Tax Break Standoff
Editor's Note: These stories display good stenographic skills, but seem to be a wee bit short on context and background. The Cool Justice Report asks: Might there be other undeclared relationships with the business seeking the tax break?
Council Tables Vote On Proposal
Would Alter Tax Pact With Bank
By LARRY SMITH
Courant Staff Writer
August 2, 2007
Town council members tabled a vote Wednesday on a proposed amendment that would shorten the duration of a tax abatement agreement with Enfield Federal Savings & Loan Association.
During the special meeting, council members were considering a proposal that would make that and other changes to the agreement the council approved in December 2005. The vote was put off for a regular meeting.
The approval in 2005 was based in part on the new jobs the bank would create and on its efforts in helping to revitalize the Thompsonville section of town. The bank tore down buildings that were in poor condition in order to construct its 19,051-square-foot headquarters at Enfield and Elm streets.
Under the original seven-year agreement, the town set the bank building's assessed value at 30 percent of the total in the first year and 35, 45, 55, 65, 75 and 80 percent in years two through seven. In exchange, the bank guaranteed it would create 39 jobs at its offices in Enfield.
Bank officials later told the town that the 39 jobs would be spread throughout its offices including ones in other communities, according to the proposed resolution to amend the agreement.
The proposed amendment calls for the tax abatement period to be shortened to four years, with the bank building's assessment set at 50 percent in the first year, and 41, 41 and 37 percent in the succeeding years. In exchange, the bank would promise to create 21 full-time jobs in its Enfield offices.
Council tables tax abatement
for Enfield Federal Savings and Loan
ENFIELD - The Town Council on Wednesday tabled a vote on a proposal to shorten by three years the tax abatement agreement for the Enfield Federal Savings and Loan Association.
The proposal would have reduced the duration of the original agreement, approved by the council in 2005, from seven to four years.
The proposal included a provision that property taxes would be paid on 50 percent of the $3.2 million building's assessed value during the first year of the agreement.
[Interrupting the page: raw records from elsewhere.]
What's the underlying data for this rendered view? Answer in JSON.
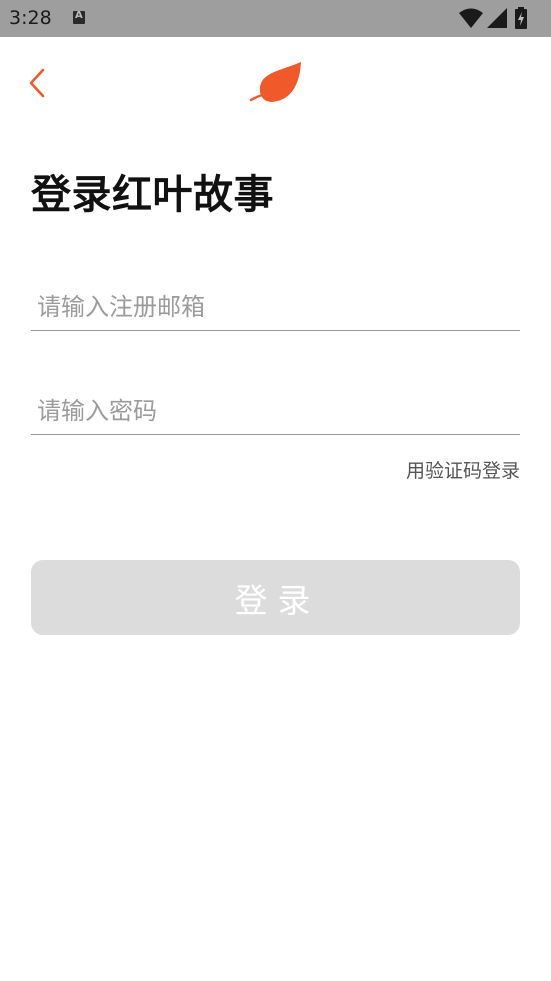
{
  "status_bar": {
    "time": "3:28",
    "icons": [
      "keyboard-a-icon",
      "wifi-icon",
      "signal-icon",
      "battery-charging-icon"
    ]
  },
  "header": {
    "back_icon": "chevron-left-icon",
    "logo_icon": "leaf-icon",
    "accent_color": "#f05a2b"
  },
  "page": {
    "title": "登录红叶故事"
  },
  "form": {
    "email_placeholder": "请输入注册邮箱",
    "password_placeholder": "请输入密码",
    "code_login_link": "用验证码登录",
    "login_button": "登录"
  }
}
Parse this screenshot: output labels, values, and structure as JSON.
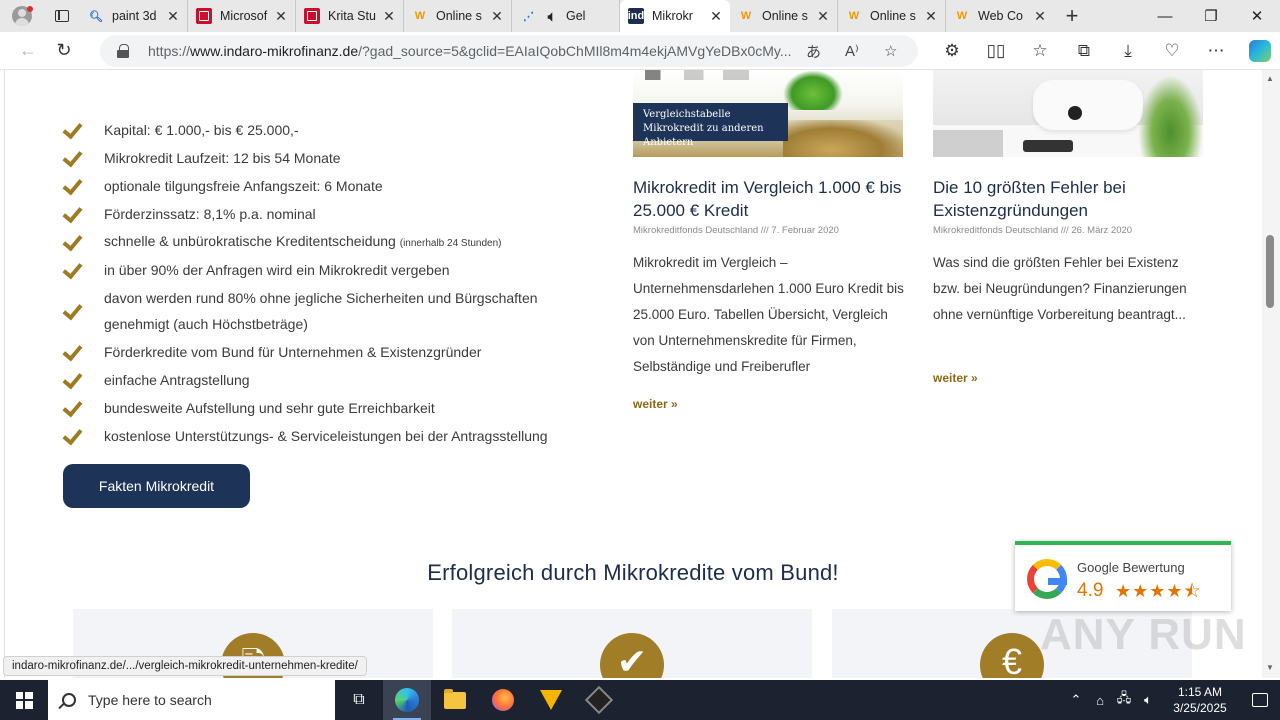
{
  "browser": {
    "tabs": [
      {
        "title": "paint 3d",
        "icon": "search-icon",
        "active": false
      },
      {
        "title": "Microsof",
        "icon": "krita-icon",
        "active": false
      },
      {
        "title": "Krita Stu",
        "icon": "krita-icon",
        "active": false
      },
      {
        "title": "Online s",
        "icon": "w-icon",
        "active": false
      },
      {
        "title": "Gel",
        "icon": "speaker-icon",
        "active": false
      },
      {
        "title": "Mikrokr",
        "icon": "indaro-icon",
        "active": true
      },
      {
        "title": "Online s",
        "icon": "w-icon",
        "active": false
      },
      {
        "title": "Online s",
        "icon": "w-icon",
        "active": false
      },
      {
        "title": "Web Co",
        "icon": "w-icon",
        "active": false
      }
    ],
    "address": {
      "prefix": "https://",
      "domain": "www.indaro-mikrofinanz.de",
      "rest": "/?gad_source=5&gclid=EAIaIQobChMIl8m4m4ekjAMVgYeDBx0cMy..."
    }
  },
  "page": {
    "checklist": [
      {
        "text": "Kapital: € 1.000,- bis € 25.000,-",
        "note": ""
      },
      {
        "text": "Mikrokredit Laufzeit: 12 bis 54 Monate",
        "note": ""
      },
      {
        "text": "optionale tilgungsfreie Anfangszeit: 6 Monate",
        "note": ""
      },
      {
        "text": "Förderzinssatz: 8,1% p.a. nominal",
        "note": ""
      },
      {
        "text": "schnelle & unbürokratische Kreditentscheidung",
        "note": "(innerhalb 24 Stunden)"
      },
      {
        "text": "in über 90% der Anfragen wird ein Mikrokredit vergeben",
        "note": ""
      },
      {
        "text": "davon werden rund 80% ohne jegliche Sicherheiten und Bürgschaften genehmigt (auch Höchstbeträge)",
        "note": ""
      },
      {
        "text": "Förderkredite vom Bund für Unternehmen & Existenzgründer",
        "note": ""
      },
      {
        "text": "einfache Antragstellung",
        "note": ""
      },
      {
        "text": "bundesweite Aufstellung und sehr gute Erreichbarkeit",
        "note": ""
      },
      {
        "text": "kostenlose Unterstützungs- & Serviceleistungen bei der Antragsstellung",
        "note": ""
      }
    ],
    "cta_label": "Fakten Mikrokredit",
    "posts": [
      {
        "image_caption": "Vergleichstabelle Mikrokredit zu anderen Anbietern",
        "title": "Mikrokredit im Vergleich 1.000 € bis 25.000 € Kredit",
        "meta": "Mikrokreditfonds Deutschland /// 7. Februar 2020",
        "excerpt": "Mikrokredit im Vergleich – Unternehmensdarlehen 1.000 Euro Kredit bis 25.000 Euro. Tabellen Übersicht, Vergleich von Unternehmenskredite für Firmen, Selbständige und Freiberufler",
        "more": "weiter »"
      },
      {
        "image_caption": "",
        "title": "Die 10 größten Fehler bei Existenzgründungen",
        "meta": "Mikrokreditfonds Deutschland /// 26. März 2020",
        "excerpt": "Was sind die größten Fehler bei Existenz bzw. bei Neugründungen? Finanzierungen ohne vernünftige Vorbereitung beantragt...",
        "more": "weiter »"
      }
    ],
    "section_title": "Erfolgreich durch Mikrokredite vom Bund!",
    "feature_icons": [
      "document-icon",
      "check-icon",
      "euro-icon"
    ],
    "google": {
      "label": "Google Bewertung",
      "rating": "4.9",
      "rating_value": 4.5,
      "stars": "★★★★⯪"
    },
    "watermark": "ANY RUN",
    "status_url": "indaro-mikrofinanz.de/.../vergleich-mikrokredit-unternehmen-kredite/"
  },
  "taskbar": {
    "search_placeholder": "Type here to search",
    "time": "1:15 AM",
    "date": "3/25/2025"
  },
  "colors": {
    "accent_gold": "#a07d26",
    "navy": "#1d3358",
    "google_green": "#2fb457"
  }
}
During two of the following years, taxes would be paid on 41 percent of the building's assessed value, then 37 percent.
Enfield Federal Savings and Loan, which is operated by New England Bancshares Inc., constructed a 19,051-square-foot, two-story building on the corner of Elm and Enfield Streets.
Under the original agreement, property taxes would be paid on 30 percent of the building's assessed value during the first year of the agreement.
During the next six years, that percentage increases steadily to 35, 45, 55, 65, 75, and 80 percent of the property's assessed value.
Towns occasionally use tax abatements to entice economic development and job growth.
Tied to the original tax abatement agreement was a promise by Enfield Federal Savings and Loan to add 39 full-time positions to its staff over the course of the agreement.
However, after the agreement was approved, bank officials indicated that the new positions would be spread over various branches and offices, including those in other towns.